8 in 10 Americans would like one trusted person to help them figure out their health care, according to the Accolade Consumer Healthcare Experience Index Poll, conducted by The Harris Poll. The study gauged how Americans feel about their healthcare, especially focusing on employer-sponsored health insurance.
One-third of people (32%) aren’t comfortable with navigating medical benefits and the healthcare system; a roughly percentage of people aren’t comfortable with their personal knowledge to make financial investments, either (35%). Buying a car, a home, technology and electronics? Consumers are much more comfortable shopping for these things.
Consumers say that the most onerous aspects of managing personal health care are coordinating all of the different aspects of benefits (55%), understanding what the care will cost them (53%), and selecting and understanding their health benefits (50%). A plurality of consumers are also concerned about making sure their claims and bills are paid correctly (45%).

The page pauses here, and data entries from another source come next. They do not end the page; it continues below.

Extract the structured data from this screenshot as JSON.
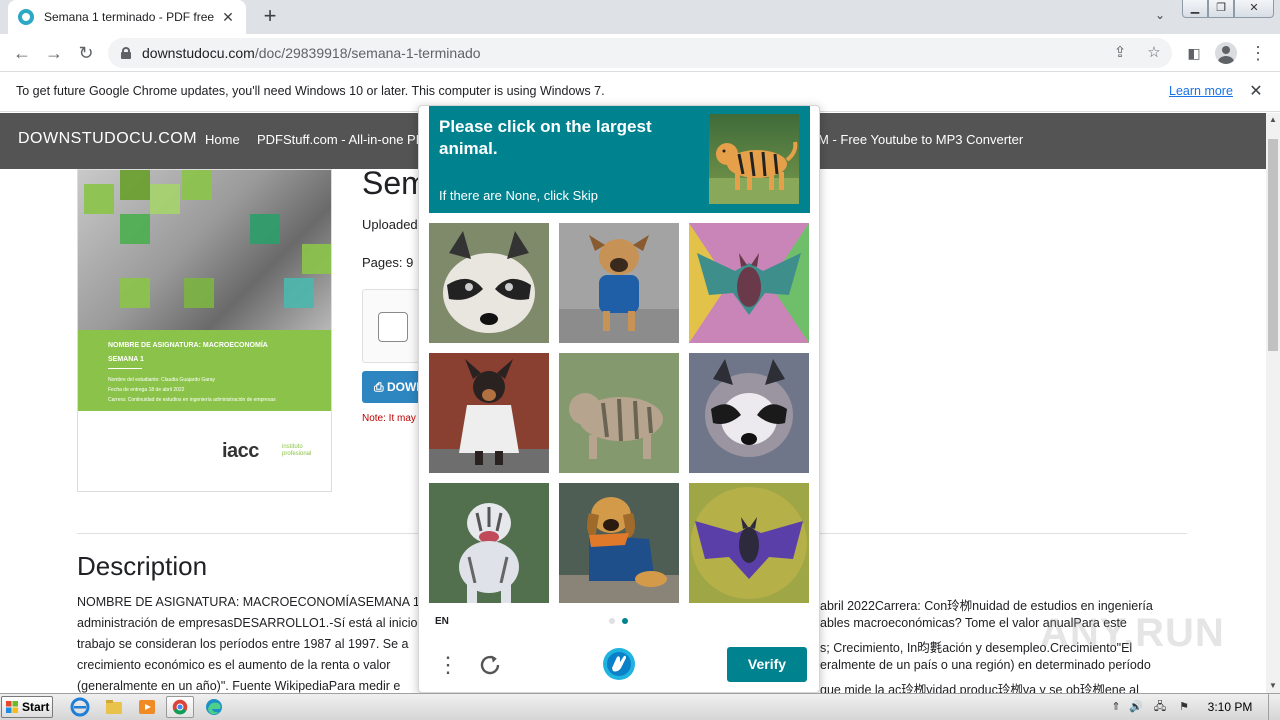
{
  "browser": {
    "tab_title": "Semana 1 terminado - PDF free",
    "url_domain": "downstudocu.com",
    "url_path": "/doc/29839918/semana-1-terminado",
    "infobar_text": "To get future Google Chrome updates, you'll need Windows 10 or later. This computer is using Windows 7.",
    "infobar_link": "Learn more"
  },
  "site": {
    "brand": "DOWNSTUDOCU.COM",
    "nav": [
      "Home",
      "PDFStuff.com - All-in-one PDF",
      "M - Free Youtube to MP3 Converter"
    ],
    "doc_title": "Sem",
    "uploaded": "Uploaded",
    "pages": "Pages: 9",
    "download": "DOWN",
    "note": "Note: It may"
  },
  "cover": {
    "title": "NOMBRE DE ASIGNATURA: MACROECONOMÍA",
    "week": "SEMANA 1",
    "lines": [
      "Nombre del estudiante: Claudia Guajardo Garay",
      "Fecha de entrega 18 de abril 2022",
      "Carrera: Continuidad de estudios en ingeniería administración de empresas"
    ],
    "logo": "iacc",
    "logo_sub": "instituto profesional"
  },
  "description": {
    "heading": "Description",
    "left_lines": [
      "NOMBRE DE ASIGNATURA: MACROECONOMÍASEMANA 1Nor",
      "administración de empresasDESARROLLO1.-Sí está al inicio",
      "trabajo se consideran los períodos entre 1987 al 1997. Se a",
      "crecimiento económico es el aumento de la renta o valor",
      "(generalmente en un año)\". Fuente WikipediaPara medir e"
    ],
    "right_lines": [
      "abril 2022Carrera: Con玲栁nuidad de estudios en ingeniería",
      "ables macroeconómicas? Tome el valor anualPara este",
      "s; Crecimiento, In昀氀ación y desempleo.Crecimiento\"El",
      "eralmente de un país o una región) en determinado período",
      "que mide la ac玲栁vidad produc玲栁va y se ob玲栁ene al"
    ]
  },
  "captcha": {
    "prompt": "Please click on the largest animal.",
    "hint": "If there are None, click Skip",
    "example": "tiger",
    "tiles": [
      "raccoon",
      "dog",
      "bat",
      "dog",
      "tiger",
      "raccoon",
      "tiger",
      "dog",
      "bat"
    ],
    "language": "EN",
    "verify_label": "Verify",
    "page_dots": 2,
    "active_dot": 1
  },
  "taskbar": {
    "start": "Start",
    "clock": "3:10 PM"
  },
  "watermark": "ANY.RUN",
  "colors": {
    "captcha_teal": "#00838f",
    "site_nav": "#545454",
    "cover_green": "#8bc34a",
    "link_blue": "#1a73e8",
    "note_red": "#c00000",
    "download_blue": "#2e86c1"
  }
}
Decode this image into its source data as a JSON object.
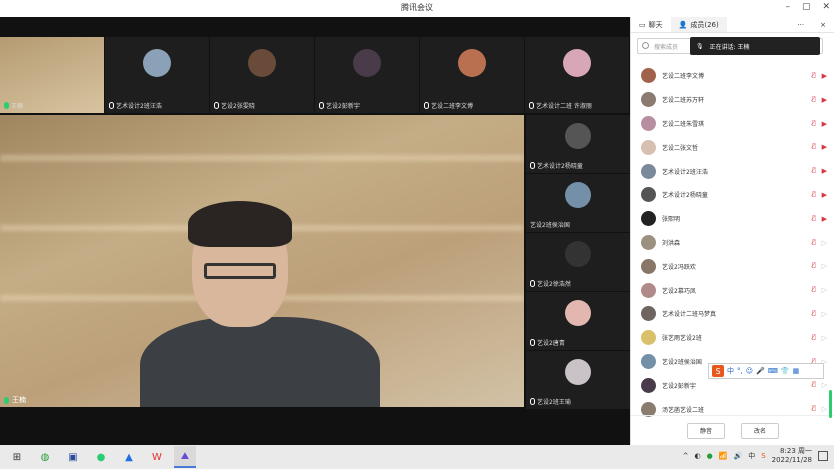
{
  "window": {
    "title": "腾讯会议",
    "controls": [
      "minimize-icon",
      "restore-icon",
      "close-icon"
    ]
  },
  "top_tiles": [
    {
      "name": "王楠",
      "avatar_color": "#c9b28a",
      "mic": "green"
    },
    {
      "name": "艺术设计2班汪浩",
      "avatar_color": "#8aa1b7",
      "mic": "off"
    },
    {
      "name": "艺设2张雯晓",
      "avatar_color": "#6a4b3a",
      "mic": "off"
    },
    {
      "name": "艺设2彭新宇",
      "avatar_color": "#4a3b4a",
      "mic": "off"
    },
    {
      "name": "艺设二班李文博",
      "avatar_color": "#b97050",
      "mic": "off"
    },
    {
      "name": "艺术设计二班 许淑丽",
      "avatar_color": "#d7a7b8",
      "mic": "off"
    }
  ],
  "main_video": {
    "name": "王楠"
  },
  "side_tiles": [
    {
      "name": "艺术设计2杨晓童",
      "avatar_color": "#555555",
      "mic": "off"
    },
    {
      "name": "艺设2班侯治国",
      "avatar_color": "#7390a8",
      "mic": "none"
    },
    {
      "name": "艺设2徐浩然",
      "avatar_color": "#333333",
      "mic": "off"
    },
    {
      "name": "艺设2唐青",
      "avatar_color": "#e2b7b0",
      "mic": "off"
    },
    {
      "name": "艺设2班王瑜",
      "avatar_color": "#c9c2c6",
      "mic": "off"
    }
  ],
  "panel": {
    "tabs": [
      {
        "label": "聊天",
        "icon": "chat-icon"
      },
      {
        "label": "成员(26)",
        "icon": "members-icon"
      }
    ],
    "more": "···",
    "close": "×",
    "search_placeholder": "搜索成员",
    "speaking": "正在讲话: 王楠",
    "members": [
      {
        "name": "艺设二班李文博",
        "color": "#a0624a",
        "video": true
      },
      {
        "name": "艺设二班苏万轩",
        "color": "#8a7a70",
        "video": true
      },
      {
        "name": "艺设二班朱雪琪",
        "color": "#b78fa0",
        "video": true
      },
      {
        "name": "艺设二张文哲",
        "color": "#d8c0b0",
        "video": true
      },
      {
        "name": "艺术设计2班汪浩",
        "color": "#7b8a9a",
        "video": true
      },
      {
        "name": "艺术设计2杨晓童",
        "color": "#555555",
        "video": true
      },
      {
        "name": "张熙明",
        "color": "#222222",
        "video": true
      },
      {
        "name": "刘洪森",
        "color": "#9c9080",
        "video": false
      },
      {
        "name": "艺设2冯跃欢",
        "color": "#887766",
        "video": false
      },
      {
        "name": "艺设2慕巧凤",
        "color": "#b08a88",
        "video": false
      },
      {
        "name": "艺术设计二班马梦真",
        "color": "#6e6460",
        "video": false
      },
      {
        "name": "张艺雨艺设2班",
        "color": "#d9c06a",
        "video": false
      },
      {
        "name": "艺设2班侯治国",
        "color": "#7390a8",
        "video": false
      },
      {
        "name": "艺设2彭新宇",
        "color": "#4a3b4a",
        "video": false
      },
      {
        "name": "汤艺菡艺设二班",
        "color": "#8a7c6e",
        "video": false
      }
    ],
    "mute_all": "静音",
    "rename": "改名"
  },
  "ime": {
    "logo": "S",
    "mode": "中"
  },
  "taskbar": {
    "apps": [
      "windows-start-icon",
      "app-green-icon",
      "app-blue-icon",
      "wechat-icon",
      "tencent-meeting-icon",
      "wps-icon",
      "meeting-active-icon"
    ],
    "time": "8:23 周一",
    "date": "2022/11/28"
  }
}
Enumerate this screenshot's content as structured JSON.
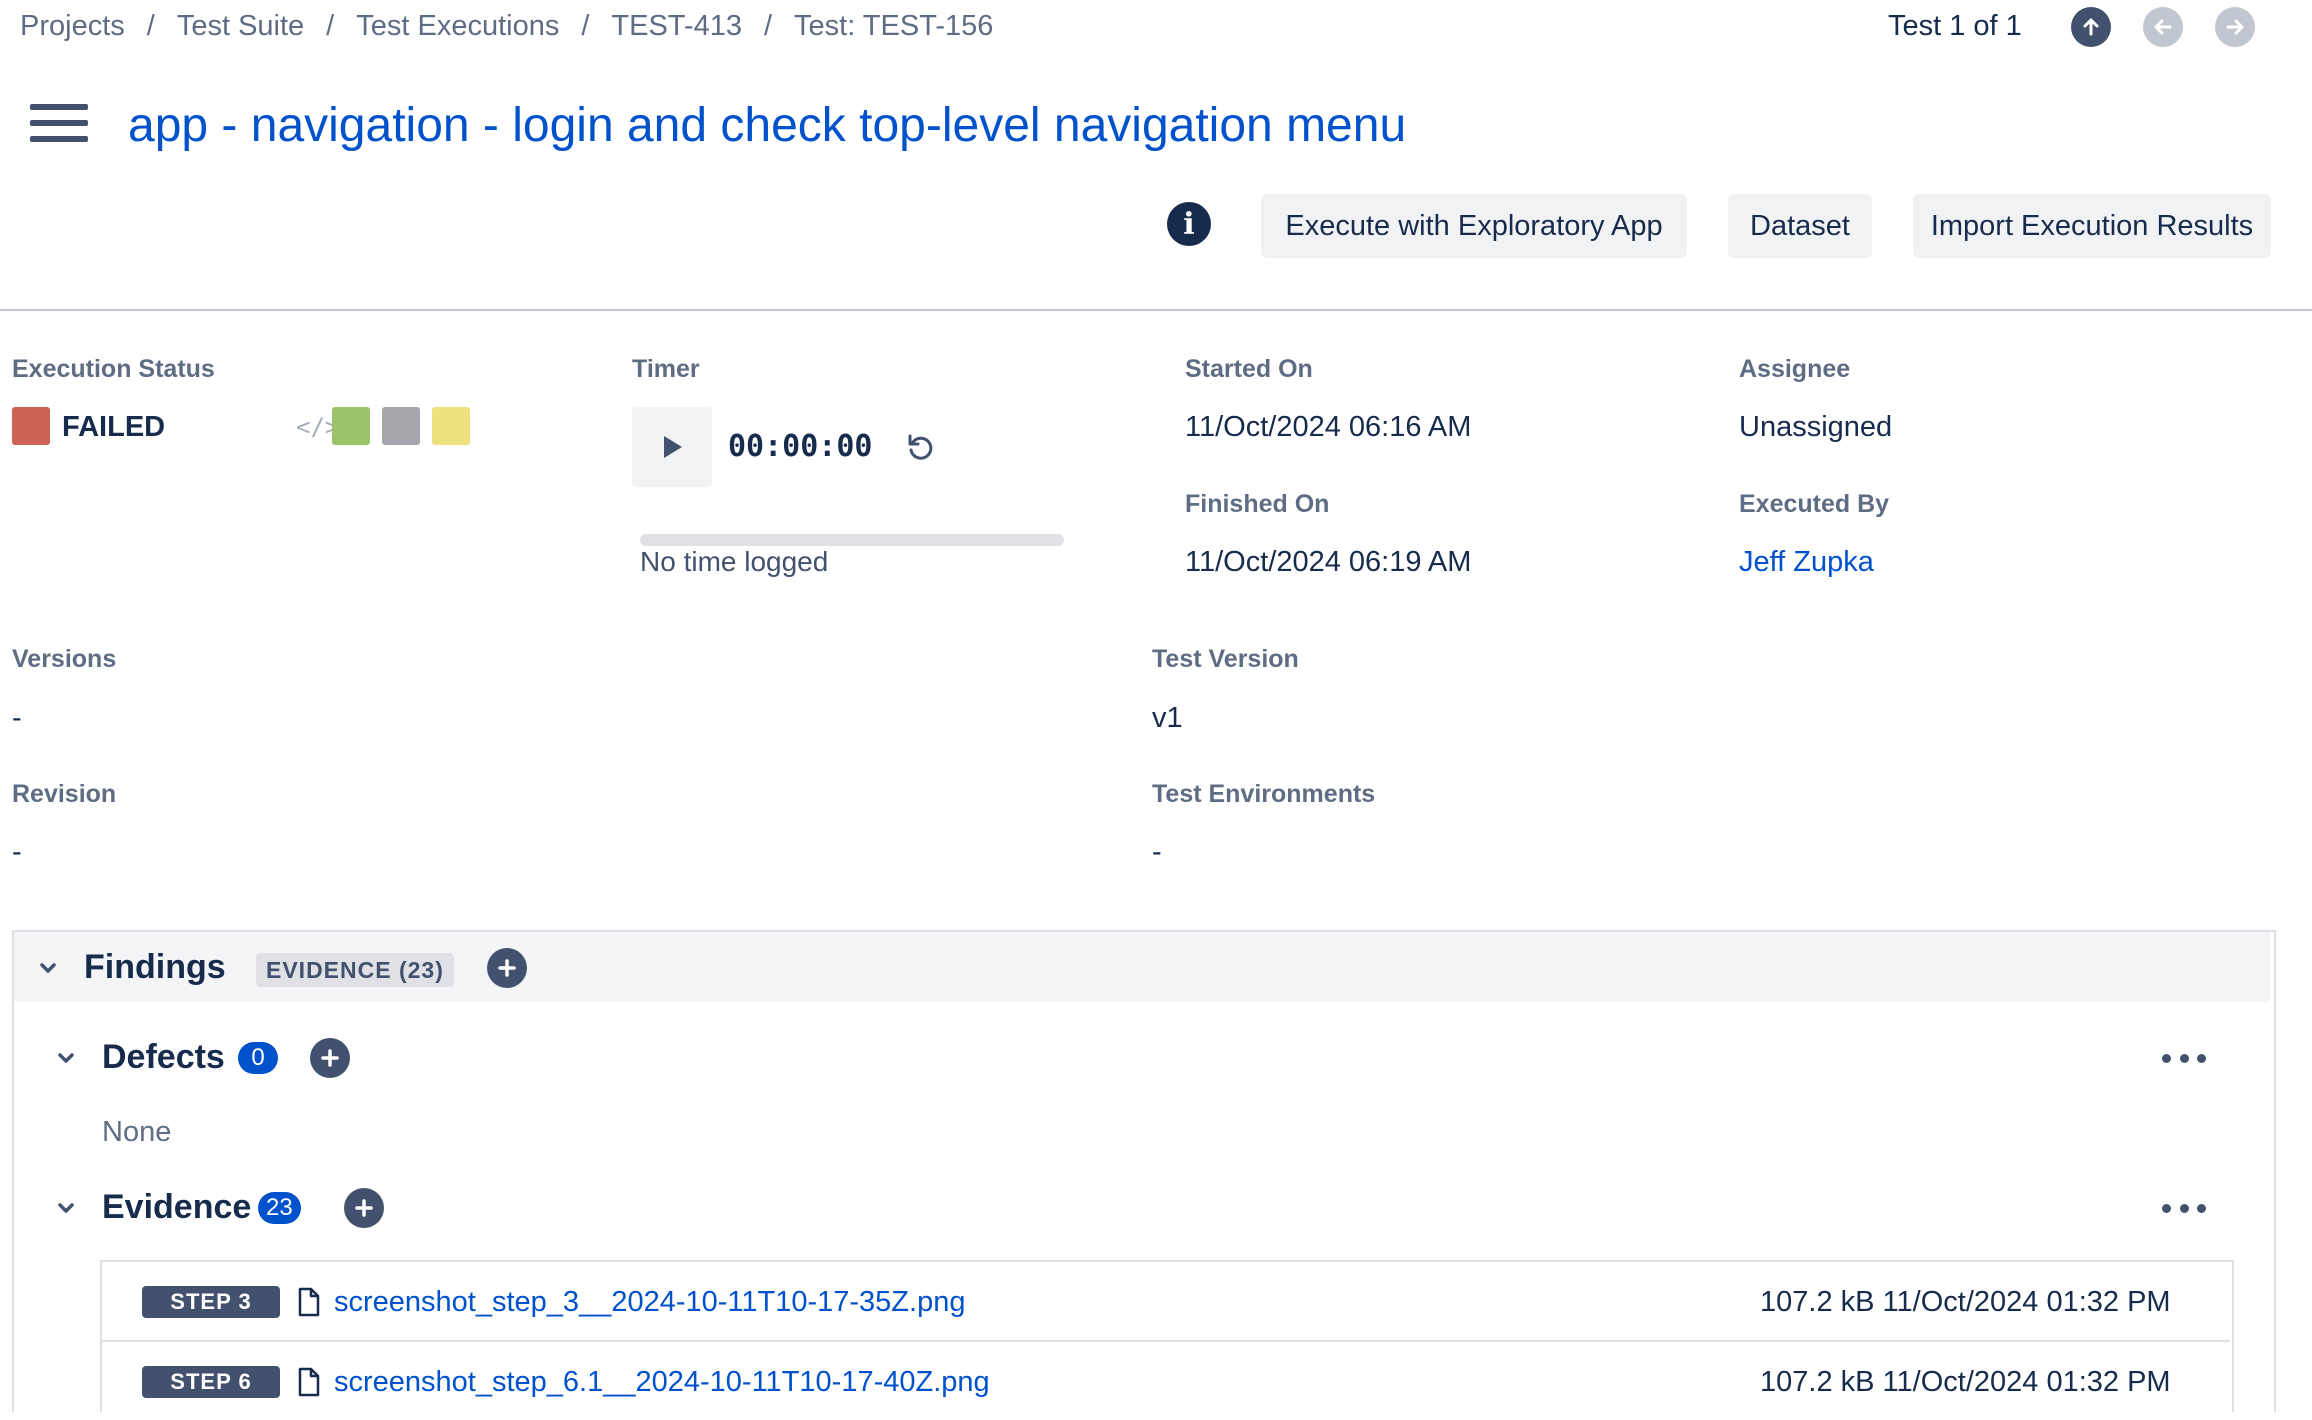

For employers, employees’ healthcare hassles spill over into the workplace and productivity: 9 in 10 consumers say they deal with health benefits and health-related issues while at work, spending 3.5 hours each month dealing with healthcare issues. Due to dealing with health issues or benefits, 28% say they’re distracted, anxious, or stress-filled, and 22% say they’ve missed work as a result of dealing with health issues or benefits.
The Harris Poll surveyed 2,046 adults 18 and over in September 2015, among whom 1,536 had health insurance through their employer, private insurance, or Medicare.
Health Populi’s Hot Points: What consumers say they don’t need is more programs to help them manage health like wellness tools and digital/mobile apps; they’re looking for support to help them manage what’s already offered, and to navigate the labyrinthine, fragmented, complex healthcare system.
Thus, the 80% of consumers say they would value a single, trusted source to help them with their healthcare needs. Call this a healthcare concierge, sherpa, coach.
That individual is not the doctor (today). 70% of consumers in this study see their doctor as their go-to trusted health care resource. However, only 16% of people told Accolade that their physician takes time to better understand their personal and life situation, not just their medical issue, during their visit. But the vast majority of consumer-patients would value their physicians being more engaged in holistically discussing their lives.
The detail in those lives — the social determinants of health, like job and food security, healthy social relationships, moderate drinking, and safe homes and neighborhoods — are the stuff that can prevent people from filling prescriptions and taking medicines, staying resilient when battling cancer, and managing lifestyle-related conditions like diabetes and gut conditions. Meaningful conversations between clinicians and care providers with patients can help bolster clinical outcomes. When the clinician or provider doesn’t have time for such meaningful interactions, new health system entrants such a digitally-enabled care concierges and avatars for conversations are beginning to connect these dots.